AIM OF THE EXERCISE: Using the data that follows, give the number of lines in which the word "Recherche" occurs. Write only the number.

LISTED ENTRIES:
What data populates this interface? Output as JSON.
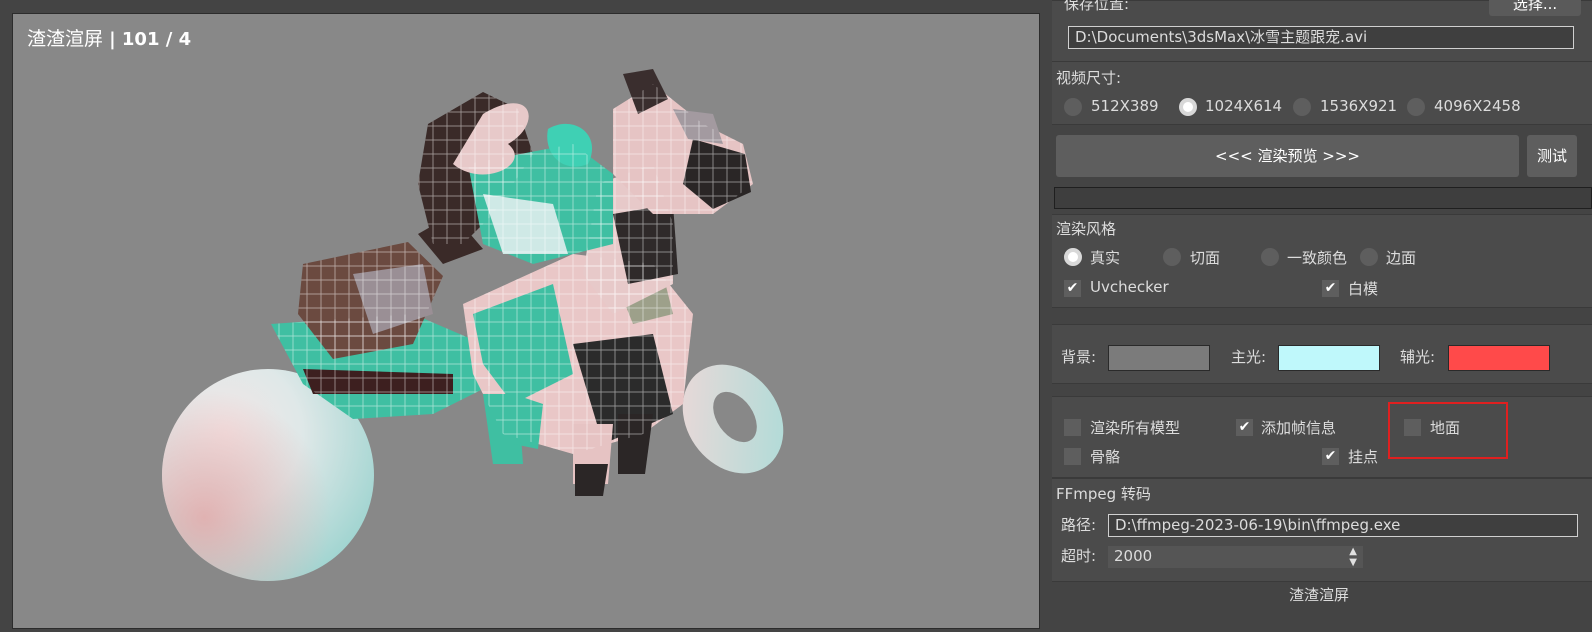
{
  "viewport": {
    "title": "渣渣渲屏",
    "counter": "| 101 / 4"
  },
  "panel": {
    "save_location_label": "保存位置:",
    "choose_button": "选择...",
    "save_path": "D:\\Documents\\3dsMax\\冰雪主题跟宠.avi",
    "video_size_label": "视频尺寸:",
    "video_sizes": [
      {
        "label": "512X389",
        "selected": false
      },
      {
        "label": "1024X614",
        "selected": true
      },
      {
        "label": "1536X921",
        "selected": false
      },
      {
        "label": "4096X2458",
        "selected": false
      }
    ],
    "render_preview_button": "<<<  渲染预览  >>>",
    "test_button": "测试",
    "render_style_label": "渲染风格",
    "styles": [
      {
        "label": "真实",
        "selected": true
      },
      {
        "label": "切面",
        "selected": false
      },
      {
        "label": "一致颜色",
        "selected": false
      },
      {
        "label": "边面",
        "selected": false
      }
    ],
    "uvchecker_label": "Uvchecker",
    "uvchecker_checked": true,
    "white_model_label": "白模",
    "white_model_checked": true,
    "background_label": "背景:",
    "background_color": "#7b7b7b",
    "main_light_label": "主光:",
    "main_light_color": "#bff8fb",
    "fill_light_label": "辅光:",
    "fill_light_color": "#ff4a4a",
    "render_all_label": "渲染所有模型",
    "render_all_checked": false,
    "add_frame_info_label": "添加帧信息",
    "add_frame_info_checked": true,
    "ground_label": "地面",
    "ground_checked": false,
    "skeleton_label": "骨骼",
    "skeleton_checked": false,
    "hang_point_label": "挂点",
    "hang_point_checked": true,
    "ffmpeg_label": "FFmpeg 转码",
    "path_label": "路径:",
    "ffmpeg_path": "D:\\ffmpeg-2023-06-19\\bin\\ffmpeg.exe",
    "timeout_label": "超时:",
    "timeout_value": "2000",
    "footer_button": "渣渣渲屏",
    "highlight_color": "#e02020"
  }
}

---

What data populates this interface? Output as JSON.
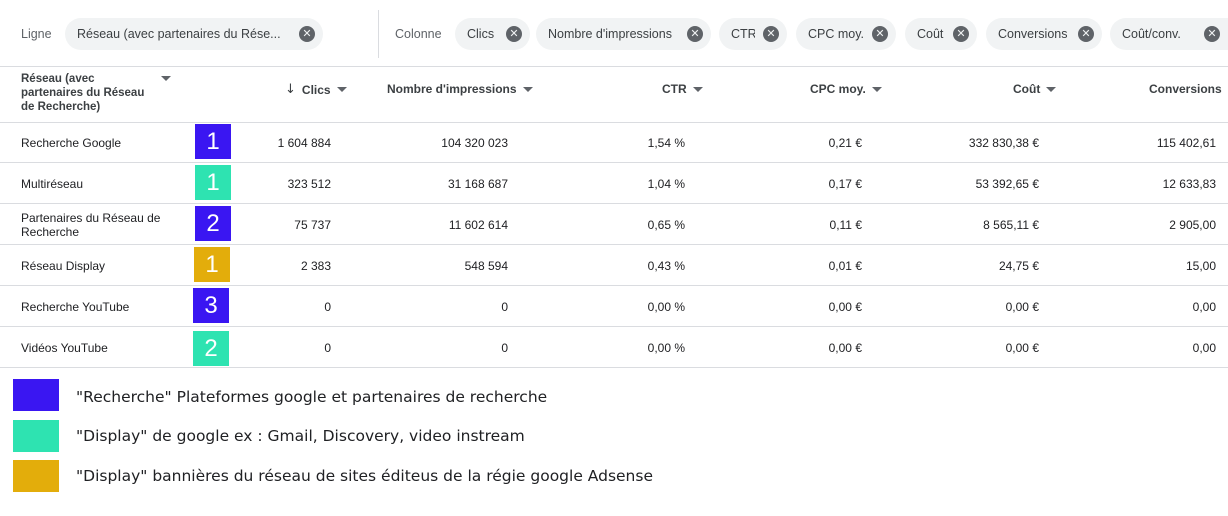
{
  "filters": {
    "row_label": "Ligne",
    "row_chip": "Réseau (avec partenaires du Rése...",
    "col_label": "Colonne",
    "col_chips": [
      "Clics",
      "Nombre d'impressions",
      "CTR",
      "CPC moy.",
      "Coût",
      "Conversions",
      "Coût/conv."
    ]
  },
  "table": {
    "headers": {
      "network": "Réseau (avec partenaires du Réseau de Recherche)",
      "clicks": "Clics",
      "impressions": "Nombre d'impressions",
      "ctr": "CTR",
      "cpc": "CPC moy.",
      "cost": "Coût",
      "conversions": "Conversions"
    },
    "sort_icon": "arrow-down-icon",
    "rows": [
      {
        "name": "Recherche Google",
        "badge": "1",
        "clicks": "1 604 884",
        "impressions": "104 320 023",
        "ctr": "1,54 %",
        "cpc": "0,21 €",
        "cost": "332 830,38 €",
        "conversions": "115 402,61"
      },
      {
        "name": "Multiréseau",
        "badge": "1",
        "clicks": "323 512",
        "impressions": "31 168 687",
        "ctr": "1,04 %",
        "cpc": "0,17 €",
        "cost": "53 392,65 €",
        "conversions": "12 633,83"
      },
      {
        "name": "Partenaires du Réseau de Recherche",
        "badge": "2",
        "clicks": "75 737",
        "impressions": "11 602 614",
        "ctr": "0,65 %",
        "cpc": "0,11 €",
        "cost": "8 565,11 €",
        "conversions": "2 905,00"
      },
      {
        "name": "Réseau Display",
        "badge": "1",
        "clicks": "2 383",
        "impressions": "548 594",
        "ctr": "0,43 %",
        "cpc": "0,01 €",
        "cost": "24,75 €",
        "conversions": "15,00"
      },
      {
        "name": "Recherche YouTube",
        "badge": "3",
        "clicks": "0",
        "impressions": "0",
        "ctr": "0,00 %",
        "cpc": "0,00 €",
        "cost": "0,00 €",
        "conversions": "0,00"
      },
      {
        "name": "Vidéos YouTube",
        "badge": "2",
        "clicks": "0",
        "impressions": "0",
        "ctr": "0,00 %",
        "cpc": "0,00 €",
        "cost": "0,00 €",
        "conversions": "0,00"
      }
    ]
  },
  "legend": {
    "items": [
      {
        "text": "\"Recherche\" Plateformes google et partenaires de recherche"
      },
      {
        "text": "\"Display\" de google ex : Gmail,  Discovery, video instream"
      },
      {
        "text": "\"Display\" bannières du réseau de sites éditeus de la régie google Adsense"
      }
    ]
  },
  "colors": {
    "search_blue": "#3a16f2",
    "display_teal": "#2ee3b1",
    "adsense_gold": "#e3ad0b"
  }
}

EXERCISE RESPONSE: 5